Ann Olivarius ’77 LAW ’86 SOM ’86, a lawyer who specializes in Title IX and sex discrimination cases, criticized DeVos’ proposed changes for protecting students accused of misconduct even though the system “already protects the accused.” In 1977, Olivarius was a plaintiff in a landmark suit against Yale, which ruled for the first time that sexual harassment was a form of sex discrimination prohibited under Title IX.
According to Kathryn Pogin LAW ’20, requiring live cross-examination at hearings would be harmful to both complainants and respondents, especially to students who cannot afford to hire high-powered attorneys to serve as an advocate during hearings. Alyssa Peterson LAW ’19 agreed that live cross-examination is often traumatizing to complainants, and this rule will likely deter students from reporting sexual misconduct to the University.
Peterson said that while testing witnesses’ credibility is important, universities can accomplish this goal by having parties answer written questions instead of in-person cross-examination. She contended that the new guidelines would turn Title IX into a “quasi-criminal justice system” on college campuses, contradicting the law’s original intentions. Still, the education department has argued that the new rules restore the rights of students accused of sexual misconduct to due process.
Many Yale community members urged the University to levy its institutional influence to oppose the new regulations proposed by DeVos.
“The sole goal of the DeVos rule is to drive down the number of reports and to make the campus system more like the criminal system, which operates to the disadvantage of victim and accused people alike,” Peterson wrote in an email to the News. “If Yale, in its public comment, prioritizes its bottom line over the well-being and equality of its students, the administration can expect to hear from us.”
Olivarius also called on Yale to “tackle the unkindness and bias in DeVos’ proposed rules” and “take a leadership role” in proposing alternative regulations that protect victims of sexual misconduct.
Yale has lobbied against the Department of Education’s efforts to protect the rights of the accused since DeVos announced plans to rescind Obama-era Title IX guidelines last fall.
The Obama-era guidelines, sent in the form of a “Dear Colleague Letter” in 2011, mandated that all colleges and universities use a lower standard of proof — a “preponderance of evidence” — when adjudicating cases of sexual assault.
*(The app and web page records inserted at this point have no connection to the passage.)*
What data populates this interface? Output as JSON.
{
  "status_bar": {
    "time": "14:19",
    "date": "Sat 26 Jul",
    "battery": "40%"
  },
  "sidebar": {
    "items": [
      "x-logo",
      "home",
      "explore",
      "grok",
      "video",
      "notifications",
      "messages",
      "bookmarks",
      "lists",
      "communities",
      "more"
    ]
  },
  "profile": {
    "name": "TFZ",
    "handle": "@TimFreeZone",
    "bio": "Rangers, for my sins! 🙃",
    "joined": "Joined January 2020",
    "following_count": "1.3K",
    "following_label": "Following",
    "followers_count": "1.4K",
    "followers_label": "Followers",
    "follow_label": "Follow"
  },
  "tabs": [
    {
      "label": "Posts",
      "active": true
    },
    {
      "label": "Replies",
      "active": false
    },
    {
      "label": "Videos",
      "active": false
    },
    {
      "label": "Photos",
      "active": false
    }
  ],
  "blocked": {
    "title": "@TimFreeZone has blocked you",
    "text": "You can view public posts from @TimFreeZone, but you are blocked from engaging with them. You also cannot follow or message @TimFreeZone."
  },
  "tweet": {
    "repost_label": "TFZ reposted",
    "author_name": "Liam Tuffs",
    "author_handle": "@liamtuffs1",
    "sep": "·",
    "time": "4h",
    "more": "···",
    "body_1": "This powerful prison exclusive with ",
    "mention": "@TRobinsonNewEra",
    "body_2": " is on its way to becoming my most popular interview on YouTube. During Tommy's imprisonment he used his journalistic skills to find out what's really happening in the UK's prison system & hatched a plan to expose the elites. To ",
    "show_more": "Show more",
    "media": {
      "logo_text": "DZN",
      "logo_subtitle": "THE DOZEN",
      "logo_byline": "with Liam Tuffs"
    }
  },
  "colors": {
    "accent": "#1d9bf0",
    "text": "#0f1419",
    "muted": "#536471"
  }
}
While DeVos’ proposed regulation would allow schools to choose between using the lower standard of proof and a higher standard, Yale is required under Connecticut law to use the preponderance of evidence standard, according to the University’s statement.
In 2011, the Department of Education’s Office for Civil Rights opened an investigation into complaints that Yale had breached Title IX by allowing a “hostile sexual environment” on campus. Following the investigation, Yale created the University-wide Committee on Sexual Misconduct, a group to which students across the University can report cases of sexual misconduct.
Title IX, passed among the Education Amendments of 1972, protects people from discrimination on the basis of gender and sex at institutions that receive federal funding.
Alice Park | firstname.lastname@example.org